> YOUR OBJECTIVE
Could the records be returned exactly, with the pictures left out?

*** Opening PROVIDED DATA ***

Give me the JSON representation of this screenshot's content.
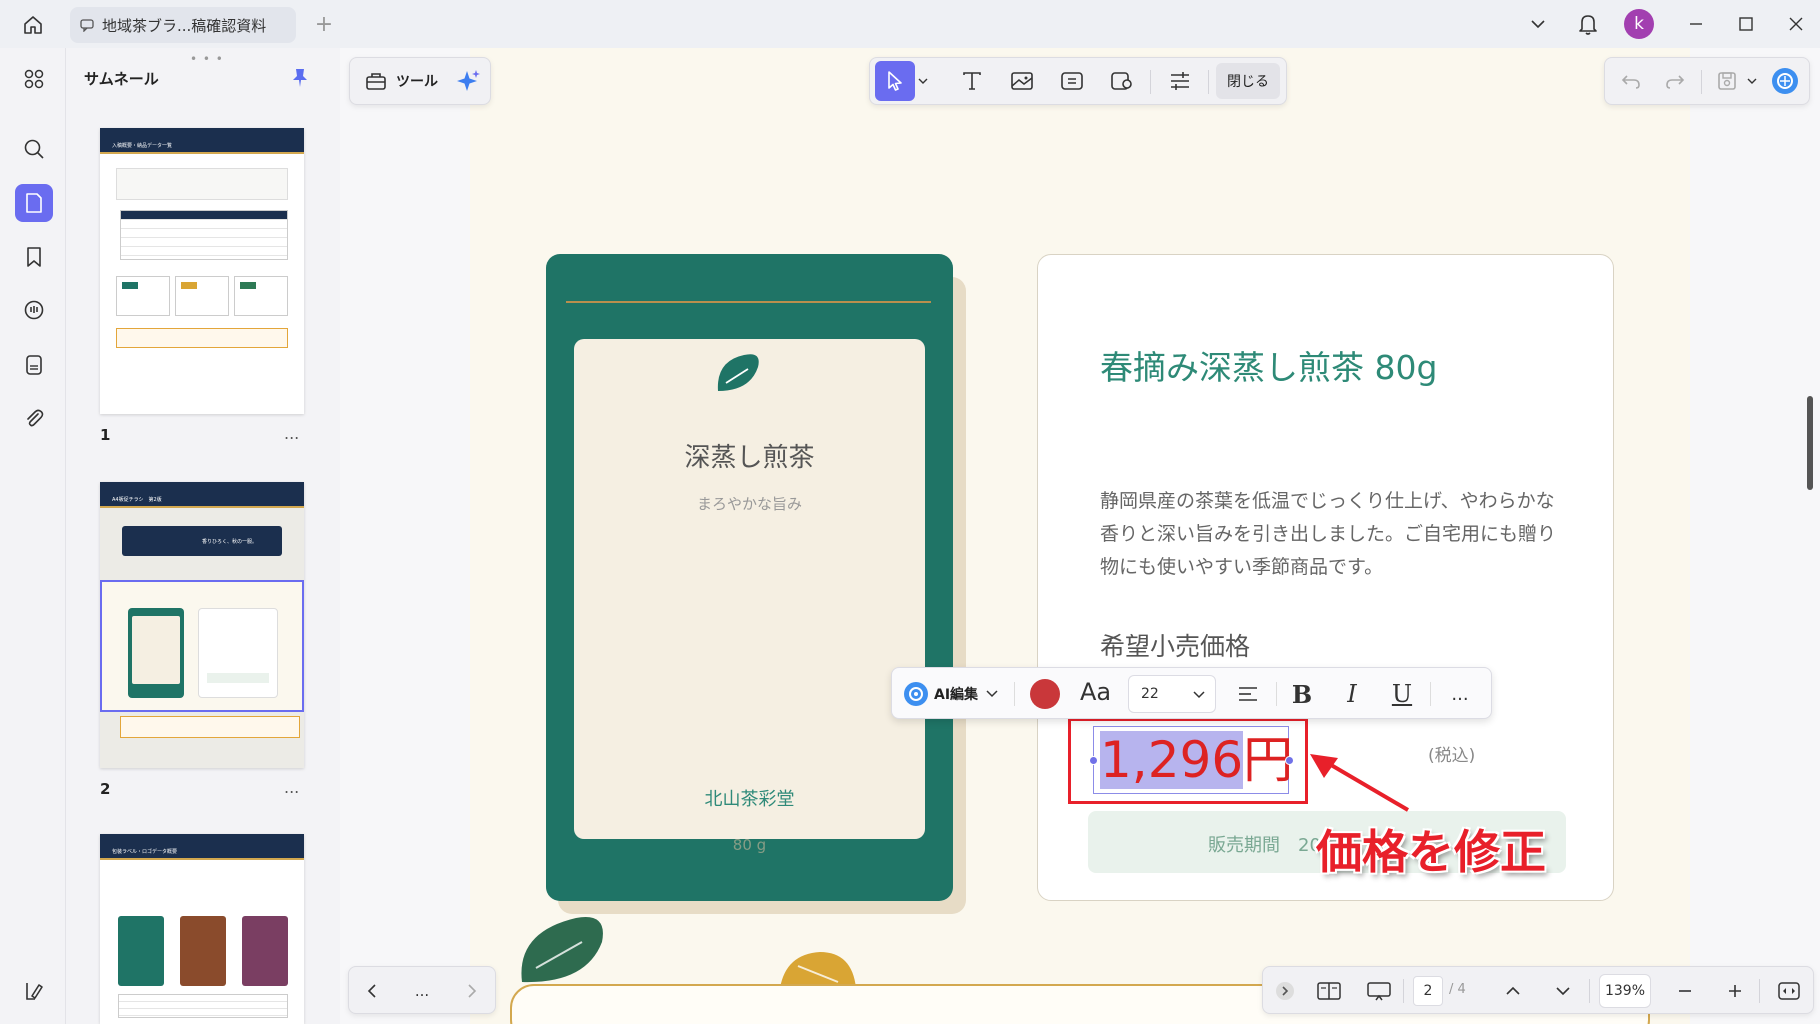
{
  "titlebar": {
    "tab_title": "地域茶ブラ...稿確認資料",
    "avatar_initial": "k"
  },
  "thumbnails": {
    "header": "サムネール",
    "pages": [
      {
        "num": "1",
        "more": "..."
      },
      {
        "num": "2",
        "more": "..."
      }
    ],
    "thumb_texts": {
      "p1_header": "入稿概要・納品データ一覧",
      "p2_header": "A4販促チラシ　第2版",
      "p2_banner": "香りひろく、秋の一服。",
      "p3_header": "包装ラベル・ロゴデータ概要"
    }
  },
  "toolbar": {
    "tools_label": "ツール",
    "close_label": "閉じる"
  },
  "package": {
    "title": "深蒸し煎茶",
    "subtitle": "まろやかな旨み",
    "brand": "北山茶彩堂",
    "weight": "80 g"
  },
  "card": {
    "title": "春摘み深蒸し煎茶 80g",
    "description": "静岡県産の茶葉を低温でじっくり仕上げ、やわらかな香りと深い旨みを引き出しました。ご自宅用にも贈り物にも使いやすい季節商品です。",
    "price_label": "希望小売価格",
    "price_number": "1,296",
    "price_unit": "円",
    "tax_note": "(税込)",
    "period_label": "販売期間　20"
  },
  "format_bar": {
    "ai_label": "AI編集",
    "font_button": "Aa",
    "font_size": "22",
    "bold": "B",
    "italic": "I",
    "underline": "U",
    "more": "...",
    "text_color": "#c9373a"
  },
  "annotation": {
    "text": "価格を修正",
    "color": "#e8202a"
  },
  "bottom": {
    "more": "...",
    "current_page": "2",
    "total_pages": "/ 4",
    "zoom": "139%"
  },
  "colors": {
    "accent": "#6a6cf0",
    "tea_green": "#1f7466",
    "avatar": "#a23fb0"
  }
}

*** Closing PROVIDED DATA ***

> RESPONSE AREA
Give me the JSON representation of this screenshot's content.
{
  "titlebar": {
    "tab_title": "地域茶ブラ...稿確認資料",
    "avatar_initial": "k"
  },
  "thumbnails": {
    "header": "サムネール",
    "pages": [
      {
        "num": "1",
        "more": "..."
      },
      {
        "num": "2",
        "more": "..."
      }
    ],
    "thumb_texts": {
      "p1_header": "入稿概要・納品データ一覧",
      "p2_header": "A4販促チラシ　第2版",
      "p2_banner": "香りひろく、秋の一服。",
      "p3_header": "包装ラベル・ロゴデータ概要"
    }
  },
  "toolbar": {
    "tools_label": "ツール",
    "close_label": "閉じる"
  },
  "package": {
    "title": "深蒸し煎茶",
    "subtitle": "まろやかな旨み",
    "brand": "北山茶彩堂",
    "weight": "80 g"
  },
  "card": {
    "title": "春摘み深蒸し煎茶 80g",
    "description": "静岡県産の茶葉を低温でじっくり仕上げ、やわらかな香りと深い旨みを引き出しました。ご自宅用にも贈り物にも使いやすい季節商品です。",
    "price_label": "希望小売価格",
    "price_number": "1,296",
    "price_unit": "円",
    "tax_note": "(税込)",
    "period_label": "販売期間　20"
  },
  "format_bar": {
    "ai_label": "AI編集",
    "font_button": "Aa",
    "font_size": "22",
    "bold": "B",
    "italic": "I",
    "underline": "U",
    "more": "...",
    "text_color": "#c9373a"
  },
  "annotation": {
    "text": "価格を修正",
    "color": "#e8202a"
  },
  "bottom": {
    "more": "...",
    "current_page": "2",
    "total_pages": "/ 4",
    "zoom": "139%"
  },
  "colors": {
    "accent": "#6a6cf0",
    "tea_green": "#1f7466",
    "avatar": "#a23fb0"
  }
}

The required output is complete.